Aug 7th to Aug 16th- Bangkok

Let me tell you, if you are ever hospitalized you want to be hospitalized at Bumrangrad Hospital in Bangkok. It is a 5star hotel combined with an excellent hospital at a price many Americans can afford. The most expensive part will probably be the flight to and from Thailand. This hospital was pretty much built for medical tourism. They even extend your visa for you. Medical tourism is when foreigners go to another country for medical care. Often they do this because the quality and price combo beat anything they can get in their own country. And it was a wonderful experience besides the dengue.

The first three days in hospital were bad. I was super tired all the time and I had to lug around this IV which is a lot harder than it looks. Especially cause mine was automated and had all these wires, which is pretty hard to untangle in the dark in the middle of the night in a dengue/just woke up to pee haze. Also, IVs make you want to pee a lot.  I was also woken up by people showing up in my room like 20 times a day/night. Temp, bp, food, taking away food, customer service, food menu, restocking free tea/water, changing IV, consulting doc. It was a lot. I’m so lucky I had Kurt to help me. He came on the 8th and he was familiar with the hospital area since he had visited another PCV when he came for his GRE.  He got to stay on the couch in my hospital room for free the entire time.

So, what made me feel so bad was my extremely inflamed liver. Apparently, it was so inflamed that they thought I had Hepatitis. Which I didn’t. Dengue is a systemic disease so it mucks up pretty much everything. For a while my platelet count was also plummeting and I almost needed a transfusion, but I began recovering before that was necessary. I think I was probably discharged on the 11th or 12th and moved into the hotel across the street. They wanted to keep me around for blood tests because my liver was still pretty bad, no alcohol or certain medications for a couple months. Also, when I told the doctor I was going to India he sort of didn’t want me to go, but I eventually did go. I think I’ve become a bit more stubborn about things since being in PC.

Over the next couple of days Kurt and I just went around Bangkok. I wanted to get moving so I could begin recuperating for India. Too bad having Dengue left me as weak as a newborn lamb. On the first day we walked around to a park and having walked for 3 or 4 hours I almost fainted . Normally, walking for 3 or 4 hours is no problem. I think I recuperated by watching Brave and eating 7eleven. One of the perks of the hospital was nausea medication, but now that I was out I didn’t have it anymore and heat/tiredness also makes me nauseous. After the park we sort of took it easy. We went to a sweets festival and  dairy festival.  Both had many delicious free samples, but I think we probably had to take 5 different forms of transportation to get to them.  Over the course of 4 or 5 days, Kurt and I took taxis, tuk tuks, boat, public bus, railroad, MRT, BTS,  and walked. Bangkok is pretty awesome. Also, the food is so much better...

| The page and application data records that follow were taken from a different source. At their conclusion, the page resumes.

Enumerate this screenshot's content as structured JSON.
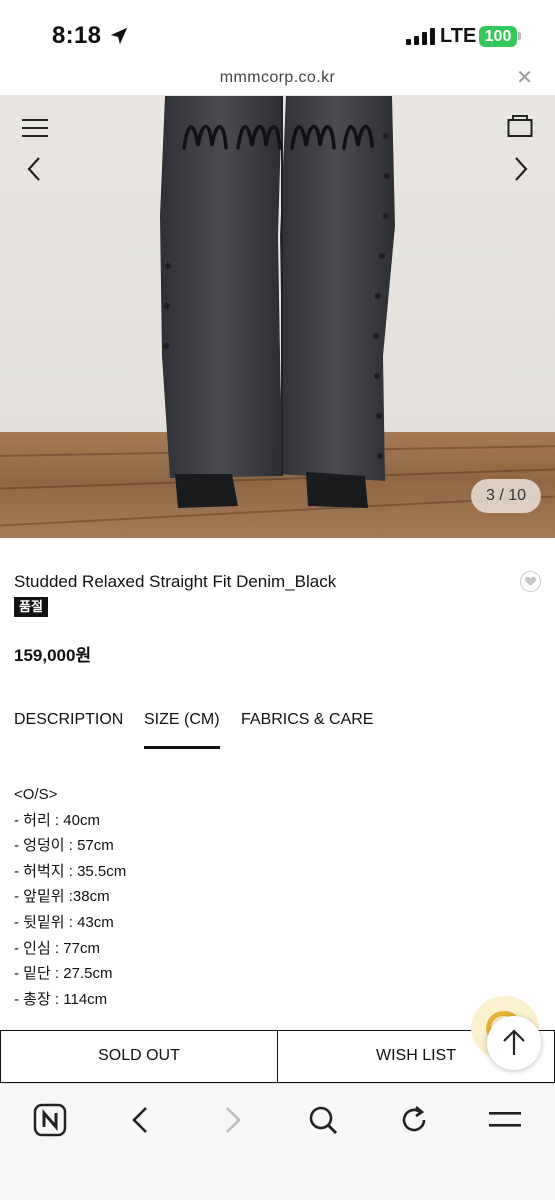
{
  "status_bar": {
    "time": "8:18",
    "network": "LTE",
    "battery": "100",
    "location_icon": "location-arrow-icon"
  },
  "browser": {
    "url": "mmmcorp.co.kr",
    "close_icon": "close-icon"
  },
  "hero": {
    "logo_icon": "mmm-logo-icon",
    "menu_icon": "hamburger-menu-icon",
    "cart_icon": "shopping-bag-icon",
    "prev_icon": "chevron-left-icon",
    "next_icon": "chevron-right-icon",
    "counter": "3 / 10"
  },
  "product": {
    "title": "Studded Relaxed Straight Fit Denim_Black",
    "badge": "품절",
    "price": "159,000원",
    "heart_icon": "heart-icon"
  },
  "tabs": [
    {
      "label": "DESCRIPTION",
      "active": false
    },
    {
      "label": "SIZE (CM)",
      "active": true
    },
    {
      "label": "FABRICS & CARE",
      "active": false
    }
  ],
  "size_info": [
    "<O/S>",
    "- 허리 : 40cm",
    "- 엉덩이 : 57cm",
    "- 허벅지 : 35.5cm",
    "- 앞밑위 :38cm",
    "- 뒷밑위 : 43cm",
    "- 인심 : 77cm",
    "- 밑단 : 27.5cm",
    "- 총장 : 114cm"
  ],
  "buttons": {
    "sold_out": "SOLD OUT",
    "wish_list": "WISH LIST",
    "scroll_top_icon": "arrow-up-icon"
  },
  "toolbar": {
    "items": [
      "naver-home-icon",
      "back-arrow-icon",
      "forward-arrow-icon",
      "search-icon",
      "refresh-icon",
      "menu-icon"
    ]
  },
  "colors": {
    "accent": "#111111",
    "battery": "#34c759",
    "floor": "#a57a55",
    "denim": "#3a3c42"
  }
}
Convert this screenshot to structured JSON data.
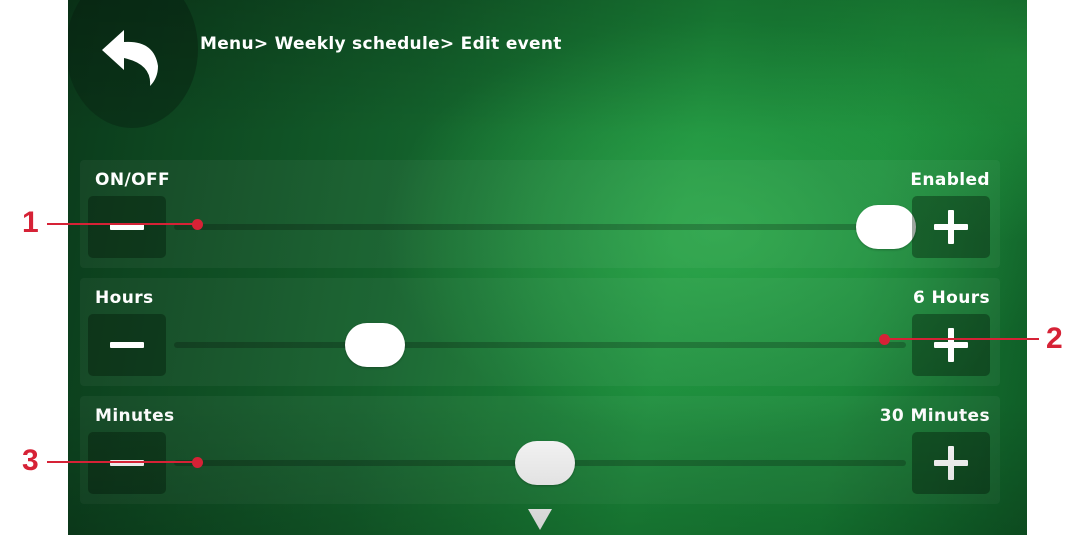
{
  "header": {
    "breadcrumb": "Menu> Weekly schedule> Edit event",
    "back_icon": "back-arrow-icon"
  },
  "rows": [
    {
      "label": "ON/OFF",
      "value": "Enabled",
      "level": 1.0,
      "minus_icon": "minus-icon",
      "plus_icon": "plus-icon"
    },
    {
      "label": "Hours",
      "value": "6 Hours",
      "level": 0.25,
      "minus_icon": "minus-icon",
      "plus_icon": "plus-icon"
    },
    {
      "label": "Minutes",
      "value": "30 Minutes",
      "level": 0.5,
      "minus_icon": "minus-icon",
      "plus_icon": "plus-icon"
    }
  ],
  "scroll_icon": "triangle-down-icon",
  "callouts": [
    "1",
    "2",
    "3"
  ],
  "colors": {
    "background_dark": "#0b3a1b",
    "background_bright": "#1b8a3a",
    "text": "#ffffff",
    "callout": "#d62236"
  }
}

By the 16th, my liver function tests were pretty much normal and I was feeling good because, not only was it my birthday, but it was time to fly to INDIA!!! I have pretty much wanted to go to India for the past two years and not even dengue could stop me from going. Also, Kurt gave me an awesome camera to replace the one that broke earlier so expect some crazy pictures soon. At around 3pm, I landed in Delhi dengue free and ready for an adventure.